Jim O'Connor-USA TODAY Sports

Every game matters, but the No. 10 Maryland men's basketball team will probably never play one that matters less than the one scheduled for Sunday night at Nebraska. The Terrapins are locked into the second seed and a double-bye in the Big Ten Tournament, which starts next week, so all a loss against the Cornhuskers would do to Maryland is drop the Terps from, say, a No. 3 seed in the NCAA Tournament to a No. 4. That's unless Maryland goes on a run in the conference tournament, in which case even a season-worst loss to Nebraska could be rendered mostly moot.

From there, though, every game Maryland plays will be highly consequential, even make-or-break. The Terps have set out to instill that mentality – or something close to it – for Sunday's regular season finale.

"I think it's pretty easy, because I just get after them in practice pretty hard," Maryland coach Mark Turgeon said.

In particular, Turgeon said Maryland wants to finish with a record above .500 on the road in league play. A win Sunday would accomplish that, with Maryland currently sitting at 4-4 in conference away games.

"We've talked about, when this week started, the selection committee likes road wins," Turgeon said. "We've got a chance to get two this week, so we got one [on Tuesday against Rutgers], and we've got another opportunity at Nebraska on Sunday. You're always just trying to win as many games as you can, be as good of a team as you can. So, we'll see."

It hasn't been long since Maryland and Nebraska last saw each other. The Terps scurried away from the decidedly pesky Huskers for a four-point home win on Feb. 19, at a time when Maryland had lost three recent games and didn't look like nearly the team it looks like now. As it turns out, the Terps haven't lost since.

"Nothing changes," forward Jon Graham said. "Every game is important. We want to finish out with the best regular season possible."

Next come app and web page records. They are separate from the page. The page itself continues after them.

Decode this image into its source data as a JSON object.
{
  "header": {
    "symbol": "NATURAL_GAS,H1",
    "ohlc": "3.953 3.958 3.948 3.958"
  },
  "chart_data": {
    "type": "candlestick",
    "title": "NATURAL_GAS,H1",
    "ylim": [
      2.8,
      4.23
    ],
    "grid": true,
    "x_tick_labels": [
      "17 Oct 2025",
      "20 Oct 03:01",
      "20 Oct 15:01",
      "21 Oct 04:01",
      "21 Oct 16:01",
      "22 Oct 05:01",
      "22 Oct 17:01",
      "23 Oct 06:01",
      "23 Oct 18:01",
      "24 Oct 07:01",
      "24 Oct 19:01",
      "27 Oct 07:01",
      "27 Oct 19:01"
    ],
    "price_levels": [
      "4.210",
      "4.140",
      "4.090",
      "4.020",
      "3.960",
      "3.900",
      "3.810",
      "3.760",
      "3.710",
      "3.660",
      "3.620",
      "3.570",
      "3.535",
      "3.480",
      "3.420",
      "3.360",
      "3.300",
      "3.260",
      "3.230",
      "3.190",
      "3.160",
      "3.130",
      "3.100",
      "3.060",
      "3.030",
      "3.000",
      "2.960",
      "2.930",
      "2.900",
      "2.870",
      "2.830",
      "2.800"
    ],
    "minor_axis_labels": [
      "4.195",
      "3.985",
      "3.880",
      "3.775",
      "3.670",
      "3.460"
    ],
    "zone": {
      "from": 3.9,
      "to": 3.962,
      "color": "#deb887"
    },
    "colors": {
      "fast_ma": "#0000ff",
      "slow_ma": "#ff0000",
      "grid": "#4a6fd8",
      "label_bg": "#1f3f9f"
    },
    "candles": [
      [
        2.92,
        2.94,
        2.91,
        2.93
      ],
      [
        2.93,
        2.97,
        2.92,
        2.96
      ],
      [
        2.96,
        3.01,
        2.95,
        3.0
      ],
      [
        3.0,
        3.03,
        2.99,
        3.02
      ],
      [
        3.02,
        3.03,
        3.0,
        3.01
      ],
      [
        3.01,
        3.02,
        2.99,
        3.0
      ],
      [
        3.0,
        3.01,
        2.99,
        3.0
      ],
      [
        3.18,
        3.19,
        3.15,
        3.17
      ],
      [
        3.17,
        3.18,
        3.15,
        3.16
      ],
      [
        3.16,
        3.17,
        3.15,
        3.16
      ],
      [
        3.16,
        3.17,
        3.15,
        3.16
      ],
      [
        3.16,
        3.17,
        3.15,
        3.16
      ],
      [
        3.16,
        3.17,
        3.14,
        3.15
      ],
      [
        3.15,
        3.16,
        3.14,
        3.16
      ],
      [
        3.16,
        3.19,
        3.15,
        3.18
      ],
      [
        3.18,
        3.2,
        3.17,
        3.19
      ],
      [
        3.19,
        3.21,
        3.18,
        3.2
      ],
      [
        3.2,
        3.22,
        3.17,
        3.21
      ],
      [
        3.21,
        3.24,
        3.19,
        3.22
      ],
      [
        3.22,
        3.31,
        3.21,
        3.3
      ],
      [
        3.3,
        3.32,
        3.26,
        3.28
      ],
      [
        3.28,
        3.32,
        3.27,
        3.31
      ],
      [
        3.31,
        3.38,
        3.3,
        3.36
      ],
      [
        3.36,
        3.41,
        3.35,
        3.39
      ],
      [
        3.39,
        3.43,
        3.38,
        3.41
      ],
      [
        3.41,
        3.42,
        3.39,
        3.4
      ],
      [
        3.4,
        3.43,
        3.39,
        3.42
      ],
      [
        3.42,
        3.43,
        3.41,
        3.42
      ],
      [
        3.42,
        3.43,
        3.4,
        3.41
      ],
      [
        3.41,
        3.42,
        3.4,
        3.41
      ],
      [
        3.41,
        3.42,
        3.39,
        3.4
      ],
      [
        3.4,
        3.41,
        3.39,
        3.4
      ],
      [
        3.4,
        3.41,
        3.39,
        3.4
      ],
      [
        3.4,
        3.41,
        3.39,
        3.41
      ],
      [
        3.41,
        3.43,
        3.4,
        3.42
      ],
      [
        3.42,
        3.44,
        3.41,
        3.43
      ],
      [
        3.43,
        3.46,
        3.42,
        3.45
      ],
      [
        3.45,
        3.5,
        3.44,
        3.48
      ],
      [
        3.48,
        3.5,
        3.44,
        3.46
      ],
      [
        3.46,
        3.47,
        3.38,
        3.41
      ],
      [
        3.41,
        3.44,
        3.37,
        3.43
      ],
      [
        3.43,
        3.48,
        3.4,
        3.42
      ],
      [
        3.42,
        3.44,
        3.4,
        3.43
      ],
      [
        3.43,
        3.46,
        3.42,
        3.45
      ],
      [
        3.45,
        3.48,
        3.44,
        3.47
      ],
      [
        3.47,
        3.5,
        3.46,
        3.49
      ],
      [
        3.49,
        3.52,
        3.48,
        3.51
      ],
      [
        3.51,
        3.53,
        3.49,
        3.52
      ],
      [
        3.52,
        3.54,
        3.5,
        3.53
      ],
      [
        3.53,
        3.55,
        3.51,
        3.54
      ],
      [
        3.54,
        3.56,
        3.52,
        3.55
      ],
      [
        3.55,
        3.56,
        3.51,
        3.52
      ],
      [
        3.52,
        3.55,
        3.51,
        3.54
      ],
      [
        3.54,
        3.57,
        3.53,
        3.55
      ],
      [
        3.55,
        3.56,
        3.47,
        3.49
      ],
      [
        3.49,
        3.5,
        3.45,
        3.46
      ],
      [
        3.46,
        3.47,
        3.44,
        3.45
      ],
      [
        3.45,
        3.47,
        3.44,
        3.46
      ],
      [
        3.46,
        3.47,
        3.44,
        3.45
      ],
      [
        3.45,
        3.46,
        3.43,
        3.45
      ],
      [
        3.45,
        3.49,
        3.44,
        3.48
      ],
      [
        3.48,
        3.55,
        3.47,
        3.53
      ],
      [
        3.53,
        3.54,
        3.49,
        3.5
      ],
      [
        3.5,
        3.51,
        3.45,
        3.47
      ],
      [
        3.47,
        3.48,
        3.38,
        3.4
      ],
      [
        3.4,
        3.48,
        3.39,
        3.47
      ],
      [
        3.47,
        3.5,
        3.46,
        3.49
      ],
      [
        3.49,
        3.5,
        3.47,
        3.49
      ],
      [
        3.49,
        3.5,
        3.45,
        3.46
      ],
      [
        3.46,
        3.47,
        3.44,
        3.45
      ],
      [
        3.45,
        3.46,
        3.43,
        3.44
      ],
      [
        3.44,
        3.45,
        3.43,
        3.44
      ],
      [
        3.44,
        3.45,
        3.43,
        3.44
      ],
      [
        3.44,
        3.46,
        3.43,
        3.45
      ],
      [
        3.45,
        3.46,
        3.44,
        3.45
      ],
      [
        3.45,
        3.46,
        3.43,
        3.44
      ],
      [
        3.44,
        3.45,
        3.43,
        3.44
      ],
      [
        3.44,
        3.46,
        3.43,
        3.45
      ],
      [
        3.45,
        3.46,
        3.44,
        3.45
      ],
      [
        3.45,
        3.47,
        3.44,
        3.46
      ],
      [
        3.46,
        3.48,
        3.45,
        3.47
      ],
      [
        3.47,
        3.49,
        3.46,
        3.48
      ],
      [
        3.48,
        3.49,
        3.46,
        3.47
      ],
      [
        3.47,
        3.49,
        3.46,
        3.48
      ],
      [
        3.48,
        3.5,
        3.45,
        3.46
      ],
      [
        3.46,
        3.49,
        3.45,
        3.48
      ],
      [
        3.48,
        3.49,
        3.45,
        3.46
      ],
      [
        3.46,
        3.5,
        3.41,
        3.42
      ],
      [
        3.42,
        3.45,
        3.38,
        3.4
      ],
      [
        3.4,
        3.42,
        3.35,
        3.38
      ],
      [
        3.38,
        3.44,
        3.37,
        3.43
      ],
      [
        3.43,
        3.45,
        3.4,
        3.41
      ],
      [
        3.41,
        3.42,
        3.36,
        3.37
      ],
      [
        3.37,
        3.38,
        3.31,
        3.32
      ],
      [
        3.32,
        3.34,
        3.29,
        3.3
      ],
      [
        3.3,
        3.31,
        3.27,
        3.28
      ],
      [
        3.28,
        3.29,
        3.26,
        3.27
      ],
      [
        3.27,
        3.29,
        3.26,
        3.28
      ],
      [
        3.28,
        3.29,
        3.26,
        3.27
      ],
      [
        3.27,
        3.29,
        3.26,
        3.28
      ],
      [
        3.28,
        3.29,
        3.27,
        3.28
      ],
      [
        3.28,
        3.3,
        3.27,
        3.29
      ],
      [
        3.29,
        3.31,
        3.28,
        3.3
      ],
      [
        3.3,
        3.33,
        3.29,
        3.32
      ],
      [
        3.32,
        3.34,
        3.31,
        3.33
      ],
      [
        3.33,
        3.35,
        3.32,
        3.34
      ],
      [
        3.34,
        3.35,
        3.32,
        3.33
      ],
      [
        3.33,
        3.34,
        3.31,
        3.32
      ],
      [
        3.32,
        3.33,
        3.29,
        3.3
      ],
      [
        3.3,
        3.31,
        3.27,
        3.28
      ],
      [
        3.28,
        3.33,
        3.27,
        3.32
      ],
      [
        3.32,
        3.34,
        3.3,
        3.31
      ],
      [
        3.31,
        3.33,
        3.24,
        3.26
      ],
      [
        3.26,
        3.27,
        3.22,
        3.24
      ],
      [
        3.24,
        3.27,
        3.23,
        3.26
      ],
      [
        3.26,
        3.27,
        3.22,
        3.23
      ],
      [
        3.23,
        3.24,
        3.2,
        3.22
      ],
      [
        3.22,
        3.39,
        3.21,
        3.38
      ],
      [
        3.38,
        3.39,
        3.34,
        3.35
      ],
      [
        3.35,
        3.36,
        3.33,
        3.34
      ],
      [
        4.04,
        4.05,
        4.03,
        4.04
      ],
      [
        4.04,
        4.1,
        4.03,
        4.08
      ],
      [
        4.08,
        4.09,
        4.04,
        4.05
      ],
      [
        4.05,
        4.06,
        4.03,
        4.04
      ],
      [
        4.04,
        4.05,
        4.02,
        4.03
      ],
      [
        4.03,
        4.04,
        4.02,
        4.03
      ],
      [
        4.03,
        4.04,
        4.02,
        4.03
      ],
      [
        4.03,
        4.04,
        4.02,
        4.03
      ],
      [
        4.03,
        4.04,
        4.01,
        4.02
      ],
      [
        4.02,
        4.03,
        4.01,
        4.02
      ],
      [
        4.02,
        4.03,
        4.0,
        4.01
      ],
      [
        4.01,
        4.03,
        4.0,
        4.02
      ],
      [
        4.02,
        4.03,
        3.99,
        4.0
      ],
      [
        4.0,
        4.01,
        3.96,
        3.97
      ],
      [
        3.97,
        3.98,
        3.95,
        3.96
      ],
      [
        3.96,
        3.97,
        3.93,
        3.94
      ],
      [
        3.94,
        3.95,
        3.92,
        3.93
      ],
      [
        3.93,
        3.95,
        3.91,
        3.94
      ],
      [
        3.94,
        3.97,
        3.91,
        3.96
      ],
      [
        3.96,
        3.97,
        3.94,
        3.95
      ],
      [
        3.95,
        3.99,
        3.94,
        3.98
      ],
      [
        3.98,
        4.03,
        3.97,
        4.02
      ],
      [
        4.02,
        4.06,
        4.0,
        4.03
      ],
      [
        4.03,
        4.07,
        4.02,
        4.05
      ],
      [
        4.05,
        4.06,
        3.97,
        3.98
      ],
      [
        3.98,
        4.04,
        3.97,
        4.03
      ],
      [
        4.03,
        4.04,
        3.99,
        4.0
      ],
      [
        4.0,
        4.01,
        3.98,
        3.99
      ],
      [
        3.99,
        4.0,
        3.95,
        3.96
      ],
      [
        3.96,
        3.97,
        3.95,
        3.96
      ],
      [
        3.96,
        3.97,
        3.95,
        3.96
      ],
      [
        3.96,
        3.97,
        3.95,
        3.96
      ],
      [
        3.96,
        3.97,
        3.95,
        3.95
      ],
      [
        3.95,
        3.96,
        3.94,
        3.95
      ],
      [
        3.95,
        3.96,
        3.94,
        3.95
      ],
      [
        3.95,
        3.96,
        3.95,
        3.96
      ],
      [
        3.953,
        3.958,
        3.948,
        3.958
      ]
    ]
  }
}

Turgeon said he has no plans to rest guard Melo Trimble or any of Maryland's other top contributors. Trimble had a challenging night against Rutgers, shooting just 3-of-13 from the field en route to 10 points. The Terps need Trimble to be at his best in postseason play to have any serious designs on championships, so Sunday could be an important tune-up for him as much as anything.

"This guy's been nothing short of unbelievable. He's only going to get better. The sky's the limit for him," Graham said. "But again, he is a rookie, he's going to have rookie mistakes. It's just natural."

Richaud Pack, the senior guard who often pairs with Trimble in Maryland's backcourt, said that even in the midst of Trimble's unsightly efficiency numbers against Rutgers, the freshman didn't play a poor game.

"A lot of the times, I think it looks like he's struggling, but he's not, if that makes sense," Pack said. "He's missing shots that he normally makes, and I don't consider that struggling. If he was playing out of character and fumbling the ball up the court, that's something that wouldn't be suspected."